Similarly, large and small size fonts also create contrast. In fact, you need to be bold about this and go the whole hog. Maybe, that’s why opposites attract?
I suggest you experiment with contrasting font styles to make your text pop. People pay attention when things contrast. And don’t forget to give your text and images space so that they stand out and get noticed.
Like your images, you also want your text to stand out and be readable. Good colour choices will make that happen. Good choices are black on white or white on black. When it comes to colours, select the opposite colours on the 12-point colour wheel on the left.
The example on the right just doesn’t work, yet I see it on webpages, blogs and PowerPoint slides everywhere.
Basically, you use charts for clarity. However, most charts are too crowded, unclear and have too much information.
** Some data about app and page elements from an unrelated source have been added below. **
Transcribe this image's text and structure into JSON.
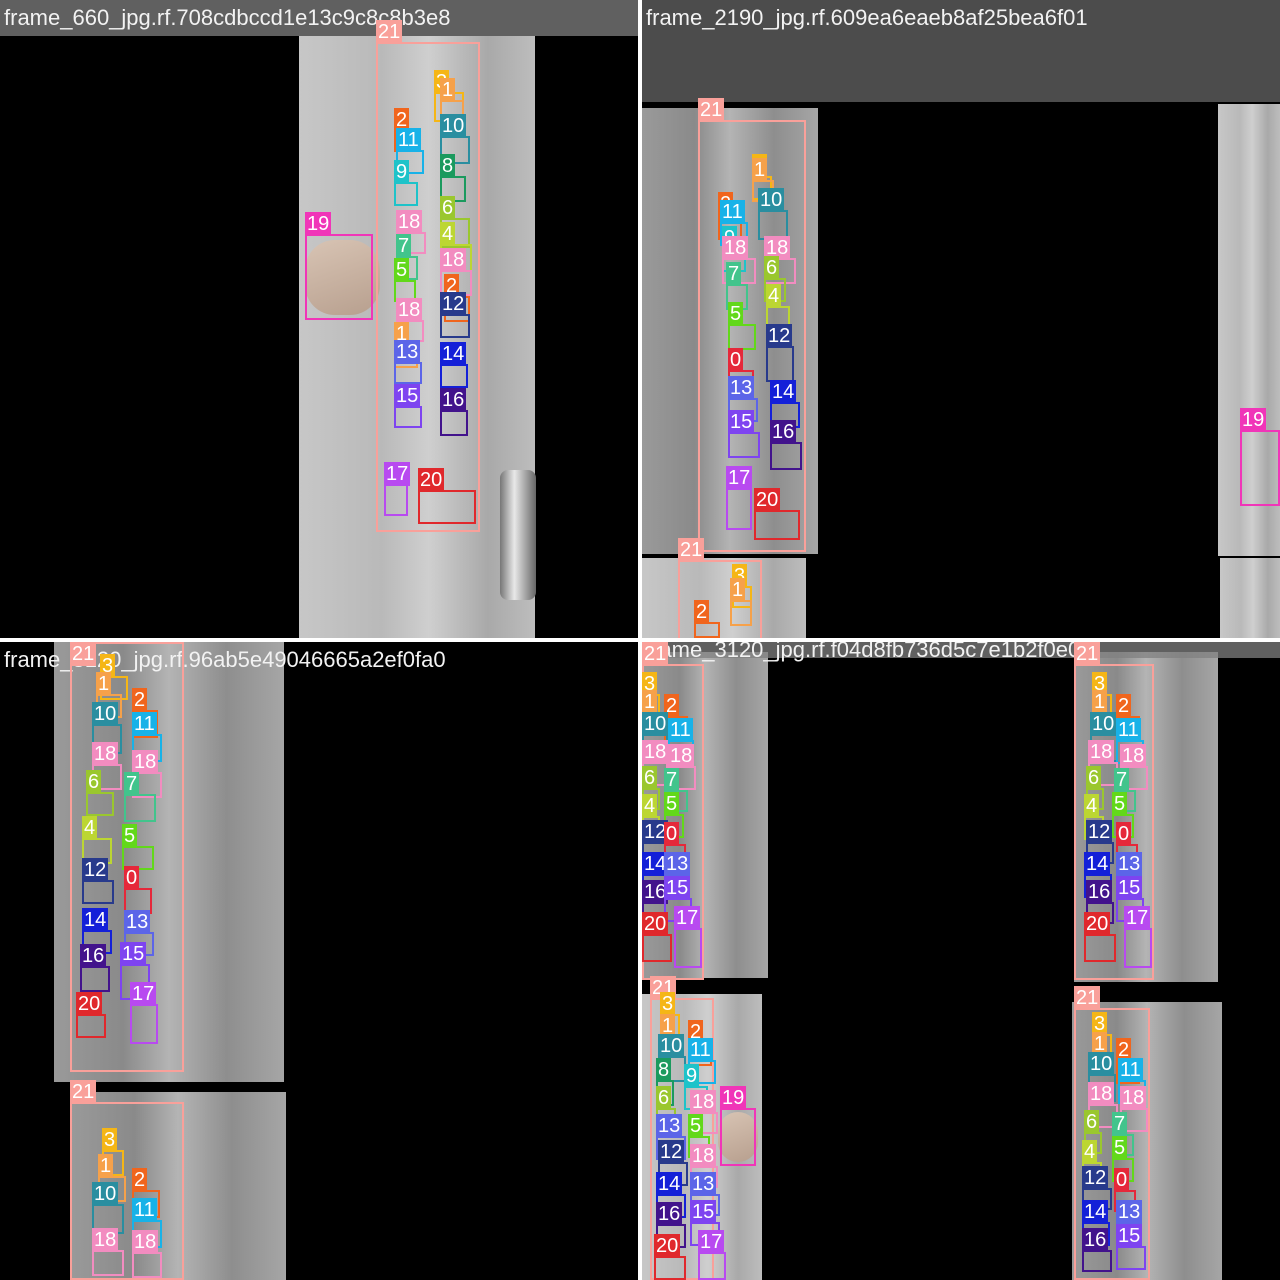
{
  "tiles": [
    {
      "title": "frame_660_jpg.rf.708cdbccd1e13c9c8c8b3e8"
    },
    {
      "title": "frame_2190_jpg.rf.609ea6eaeb8af25bea6f01"
    },
    {
      "title": "frame_3120_jpg.rf.96ab5e49046665a2ef0fa0"
    },
    {
      "title": "frame_3120_jpg.rf.f04d8fb736d5c7e1b2f0e0"
    }
  ],
  "class_labels": [
    "0",
    "1",
    "2",
    "3",
    "4",
    "5",
    "6",
    "7",
    "8",
    "9",
    "10",
    "11",
    "12",
    "13",
    "14",
    "15",
    "16",
    "17",
    "18",
    "19",
    "20",
    "21"
  ],
  "class_colors": {
    "0": "#e5283a",
    "1": "#f6a14a",
    "2": "#f0651d",
    "3": "#f5b616",
    "4": "#bcd632",
    "5": "#62d81a",
    "6": "#9ac72e",
    "7": "#42c48c",
    "8": "#1b9a5e",
    "9": "#1ec3c9",
    "10": "#2a8ea0",
    "11": "#18b2e8",
    "12": "#283a8c",
    "13": "#5c65e8",
    "14": "#1420d8",
    "15": "#7e44f0",
    "16": "#42138c",
    "17": "#b84af0",
    "18": "#f28cc0",
    "19": "#f035b8",
    "20": "#e0282c",
    "21": "#f9a09a"
  }
}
More information does not mean greater clarification.
For clarity you need to be clear on the point you are trying to illustrate. What doesn’t add detracts and less is more.
When you’re using PowerPoint to enhance your presentation, like a prop or a microphone, it’s something else to worry about, something else that can go wrong. It becomes more important where you stand to prevent blocking the view and to prevent you wearing the slide on your face. And even more importantly, you still need to connect.
Where to Stand.
Blocking – Stand where you’re not blocking the view of your slides for any of your audience members. Frustrating your audience members is not good way to connect. I know it’s common sense, but it happens all the time.
LHS – People read from left to right. Have you ever noticed that many paintings and photos have the main aspect that draws your eyes in, situated in the lower left hand corner? I suggest that you keep the main focus on you when they’re not looking at your slide. That is,stand on the left hand side of the screen.
Using the Remote
Blank 1 – When you have finished showing a slide, blank the slide to return their attention to you and what you’re presenting. All remotes have a blank button and yes, you should always be using a remote. Alternatively have and show a blackened out slide, not a white one.
Blank 2 – So many presenters walk in front of their slides when walking across the stage, I suggest, don’t be one of them. Blank the slide, if you are going to move across the stage to connect with the audience. Often, it is just a bit of awareness and taking the time to blank it. Make sure when you’re preparing your speech you allow yourself that time (see The Power of Pace and Pause)
Your in the Picture – Talking about blanking your slides; depending on where the projector is situated, don’t stand in front of the screen with the projector light blinding you and with part of the image on your forehead. Even if you’re not being blinded (and if you are, that should be a hint right there) you’re casting a shadow on the slide. Needless to say, it’s not a good look.
The best way to connect with the audience is to make eye contact with them. If they can’t see you, you’re not connecting. It is difficult to make eye contact and connect when the room is dark. While it helps to see the slides, maybe settle on a compromised lighting arrangement.
We all know variations of Murphy’s Law. Basically, if something can go wrong, it will. You need to prepare and plan for things going wrong. The adage, “Fail to prepare, prepare to fail” is relevant here. Make sure you have thought about and prepared for and rehearsed how you are going to present without the PowerPoint. If you are using your own equipment, and I recommend it when it comes to the laptop, make sure you have spare parts like a projector light globe and the PowerPoint copy on you memory stick. Contact the relevant person well ahead of time to check what they have and haven’t got. Don’t make any assumptions and get there early.
PowerPoint is a powerful tool to help make your point. But it’s only a tool. You are the presentation. Remember, what doesn’t add detracts and more is less.
Speak to Connect, to make that Difference.